All You Need to Know: Fibre

The body is such a complicated thing and we are constantly bombarded with different theories, analogies and advice as to what we should and shouldn’t be eating, taking and doing. To make matters even more complicated, each and every person is unique and has different requirements to the next - there is most definitely no one rule that works for everyone. So where exactly do we start in working out what we should be eating, how to optimise our health and what is right for us? Listening to your body is probably a good start. 

Which brings me on to the topic at hand: Fibre. We are told endlessly that in order to lead a healthy lifestyle, optimise our life expectancy, lose weight etc etc we need to increase our fibre intake and eat more cruciferous vegetables (the really dark green ones), legumes (beans and peas) and whole grains (oats, wholewheat flour etc). As much as this is wonderful advice, and doing so will massively improve your health, particularly if you previously enjoyed culinary delights such as burgers, pasta and pizza, they also forget to mention the implications of increasing your fibre intake and the side affects you may experience. 
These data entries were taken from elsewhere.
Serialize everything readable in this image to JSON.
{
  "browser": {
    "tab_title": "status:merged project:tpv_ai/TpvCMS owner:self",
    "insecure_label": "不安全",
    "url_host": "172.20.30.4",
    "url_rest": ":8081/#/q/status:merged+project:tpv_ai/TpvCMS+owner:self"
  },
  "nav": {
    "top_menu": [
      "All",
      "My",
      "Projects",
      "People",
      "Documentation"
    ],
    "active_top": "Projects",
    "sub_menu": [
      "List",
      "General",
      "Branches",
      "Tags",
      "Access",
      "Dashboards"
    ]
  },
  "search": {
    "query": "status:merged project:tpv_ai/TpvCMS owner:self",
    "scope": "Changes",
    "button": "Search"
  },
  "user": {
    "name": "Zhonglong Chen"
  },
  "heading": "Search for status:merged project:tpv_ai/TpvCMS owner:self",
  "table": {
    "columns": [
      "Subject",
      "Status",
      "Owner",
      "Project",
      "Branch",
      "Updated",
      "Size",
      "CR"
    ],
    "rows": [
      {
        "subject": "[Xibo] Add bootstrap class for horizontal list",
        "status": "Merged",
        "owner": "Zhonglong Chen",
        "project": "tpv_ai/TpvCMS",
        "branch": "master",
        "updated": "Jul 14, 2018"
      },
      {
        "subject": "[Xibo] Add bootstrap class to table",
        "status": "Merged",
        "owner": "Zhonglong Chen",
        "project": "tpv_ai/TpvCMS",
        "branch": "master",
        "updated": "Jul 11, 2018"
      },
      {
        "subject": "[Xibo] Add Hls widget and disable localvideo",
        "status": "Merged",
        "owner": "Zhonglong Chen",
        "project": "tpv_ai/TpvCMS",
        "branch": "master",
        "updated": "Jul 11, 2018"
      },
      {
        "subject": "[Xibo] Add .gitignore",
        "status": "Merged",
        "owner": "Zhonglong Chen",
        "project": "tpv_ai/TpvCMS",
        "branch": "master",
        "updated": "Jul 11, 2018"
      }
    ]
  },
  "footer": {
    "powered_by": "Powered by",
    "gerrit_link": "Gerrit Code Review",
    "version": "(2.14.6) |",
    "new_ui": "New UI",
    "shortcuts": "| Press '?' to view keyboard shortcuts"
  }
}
To break it down for you, fibre is needed to keep the body ‘regular’ as it helps to move food through the digestive system. Insoluble fibre does so by acting like a sponge, absorbing water and along with it toxins and waste in the intestines as it moves through. Soluble fibre on the other hand creates a gel-like substance which helps prevent the body from absorbing harmful substances. Once all of these harmful toxins and substances have been collected, the body obviously has to deposit of them somehow. Just think of porridge (a great source of fibre) - when you mix it with liquid and heat it up, the oats absorb the water and expand and the final outcome is a sticky, gel-like substance. 

So far fibre sounds like a great thing, and it is! So what are we on about with these ‘implications’? Basically, as fibre is composed of molecules that resist digestion, they pass through the digestive system without being broken down by enzymes like the rest of our food. Soluble fibre also ferments with the bacteria in our guts, both of which can lead to an increase in gas.

What people forget to mention is that if you increase your fibre intake too quickly, or consume only high-fibre foods for a long period of time - which if you’re following a healthy diet is more than likely, particularly if you’re vegetarian or vegan, then it can lead to a build up and issues such as bloating, intolerances and malabsorption. Ever wonder why a lot of health foodies and bloggers tend to suffer a lot with food intolerances and issues such as IBS - this is why! It’s a cruel, cruel world, yes. 

So what should you take from this? Any positives? Yes, we promise it’s not all bad! There are so many easy ways to ensure that fibre is working with you not against you. Simply soaking foods such as oats, lentils and beans overnight before consumingwill which makes them easier to digest and will leave you feeling wonderful. The body is also quite wonderful in that by slowly increasing your fibre intake over time, the body will adapt to the changes, so although at first the disposal of the toxins may leave you feeling run down, in no time you will be practically radiating health! Taking natural enzymes such as grapefruit seed extract or papaya extract before meals will also help with the breakdown and digestion of fibre. 

As we mentioned earlier though, everyone is different and the body is a complex but wonderful thing. By tuning in and listening to your body, you can monitor what works for you, what makes you feel great, and what doesn’t. If there’s one thing we can certainly guarantee though, it’s that fresh, healthy, home cooked food is the way forward, and will leave you practically glowing with health in comparison to any processed offerings.